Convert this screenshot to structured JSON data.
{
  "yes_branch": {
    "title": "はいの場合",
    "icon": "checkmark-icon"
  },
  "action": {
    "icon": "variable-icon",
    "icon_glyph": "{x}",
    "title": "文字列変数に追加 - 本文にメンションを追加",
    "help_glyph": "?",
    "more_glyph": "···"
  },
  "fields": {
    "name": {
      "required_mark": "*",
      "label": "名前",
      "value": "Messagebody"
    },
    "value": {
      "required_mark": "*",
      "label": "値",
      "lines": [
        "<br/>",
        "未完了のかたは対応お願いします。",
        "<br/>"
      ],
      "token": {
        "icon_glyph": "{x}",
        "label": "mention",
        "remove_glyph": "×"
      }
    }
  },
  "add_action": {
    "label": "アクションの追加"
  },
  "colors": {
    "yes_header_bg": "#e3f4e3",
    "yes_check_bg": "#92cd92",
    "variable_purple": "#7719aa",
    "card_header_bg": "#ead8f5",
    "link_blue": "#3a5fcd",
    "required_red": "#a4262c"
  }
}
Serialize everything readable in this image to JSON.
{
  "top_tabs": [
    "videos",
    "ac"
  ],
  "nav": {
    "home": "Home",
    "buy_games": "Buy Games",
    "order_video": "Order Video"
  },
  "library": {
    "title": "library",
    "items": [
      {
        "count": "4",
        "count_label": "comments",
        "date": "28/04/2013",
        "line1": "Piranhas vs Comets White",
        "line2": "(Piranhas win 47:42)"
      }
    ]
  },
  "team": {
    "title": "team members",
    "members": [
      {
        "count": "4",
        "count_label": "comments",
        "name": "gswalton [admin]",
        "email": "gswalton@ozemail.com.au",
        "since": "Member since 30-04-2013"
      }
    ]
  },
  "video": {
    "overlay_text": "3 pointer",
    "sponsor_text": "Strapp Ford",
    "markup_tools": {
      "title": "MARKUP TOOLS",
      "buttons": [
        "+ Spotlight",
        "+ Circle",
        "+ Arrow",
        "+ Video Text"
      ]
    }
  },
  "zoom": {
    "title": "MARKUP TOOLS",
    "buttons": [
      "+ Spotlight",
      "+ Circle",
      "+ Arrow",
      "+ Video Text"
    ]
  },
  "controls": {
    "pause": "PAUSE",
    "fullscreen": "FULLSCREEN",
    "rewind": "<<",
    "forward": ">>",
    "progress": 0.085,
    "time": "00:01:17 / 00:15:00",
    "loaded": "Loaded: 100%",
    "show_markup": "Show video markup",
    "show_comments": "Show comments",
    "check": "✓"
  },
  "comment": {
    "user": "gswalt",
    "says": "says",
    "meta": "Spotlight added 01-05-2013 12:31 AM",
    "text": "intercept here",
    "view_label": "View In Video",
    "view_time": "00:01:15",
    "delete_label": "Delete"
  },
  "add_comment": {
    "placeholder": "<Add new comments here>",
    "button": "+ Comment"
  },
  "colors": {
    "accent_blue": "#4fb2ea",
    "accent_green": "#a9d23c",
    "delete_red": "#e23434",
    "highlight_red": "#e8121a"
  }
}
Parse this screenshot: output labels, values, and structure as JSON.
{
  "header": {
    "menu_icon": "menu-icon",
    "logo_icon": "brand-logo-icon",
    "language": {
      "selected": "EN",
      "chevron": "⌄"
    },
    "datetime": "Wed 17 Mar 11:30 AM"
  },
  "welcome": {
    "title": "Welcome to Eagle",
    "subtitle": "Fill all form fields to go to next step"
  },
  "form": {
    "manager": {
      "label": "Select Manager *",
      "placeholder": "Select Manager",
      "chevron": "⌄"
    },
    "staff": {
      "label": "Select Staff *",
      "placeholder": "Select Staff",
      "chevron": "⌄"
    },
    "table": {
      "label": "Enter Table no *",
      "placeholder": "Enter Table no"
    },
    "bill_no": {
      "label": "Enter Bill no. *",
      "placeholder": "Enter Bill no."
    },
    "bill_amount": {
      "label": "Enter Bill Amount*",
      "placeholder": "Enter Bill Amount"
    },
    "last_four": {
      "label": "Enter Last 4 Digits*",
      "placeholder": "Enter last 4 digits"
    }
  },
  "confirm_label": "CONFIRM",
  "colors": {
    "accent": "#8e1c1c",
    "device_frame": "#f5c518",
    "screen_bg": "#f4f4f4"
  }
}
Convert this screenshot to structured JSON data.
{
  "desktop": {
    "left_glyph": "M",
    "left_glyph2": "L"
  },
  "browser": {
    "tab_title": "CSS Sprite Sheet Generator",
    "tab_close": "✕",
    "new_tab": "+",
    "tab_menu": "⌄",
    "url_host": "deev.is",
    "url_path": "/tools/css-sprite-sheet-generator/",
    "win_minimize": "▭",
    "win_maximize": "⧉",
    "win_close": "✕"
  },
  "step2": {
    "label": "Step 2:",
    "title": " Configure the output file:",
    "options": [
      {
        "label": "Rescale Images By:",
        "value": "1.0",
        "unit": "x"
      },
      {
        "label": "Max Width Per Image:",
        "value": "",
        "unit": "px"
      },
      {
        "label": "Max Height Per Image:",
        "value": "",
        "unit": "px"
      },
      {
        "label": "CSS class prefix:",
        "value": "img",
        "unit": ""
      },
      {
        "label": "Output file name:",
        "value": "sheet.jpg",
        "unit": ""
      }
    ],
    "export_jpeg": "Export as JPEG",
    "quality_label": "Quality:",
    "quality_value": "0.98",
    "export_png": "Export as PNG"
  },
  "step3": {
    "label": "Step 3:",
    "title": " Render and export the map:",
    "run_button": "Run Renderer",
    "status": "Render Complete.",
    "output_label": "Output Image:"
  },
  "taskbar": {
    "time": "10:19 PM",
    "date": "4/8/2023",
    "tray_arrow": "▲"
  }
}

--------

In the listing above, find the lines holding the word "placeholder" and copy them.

▶ **Answer to this problem**:
    "placeholder": "<Add new comments here>",
      "placeholder": "Select Manager",
      "placeholder": "Select Staff",
      "placeholder": "Enter Table no"
      "placeholder": "Enter Bill no."
      "placeholder": "Enter Bill Amount"
      "placeholder": "Enter last 4 digits"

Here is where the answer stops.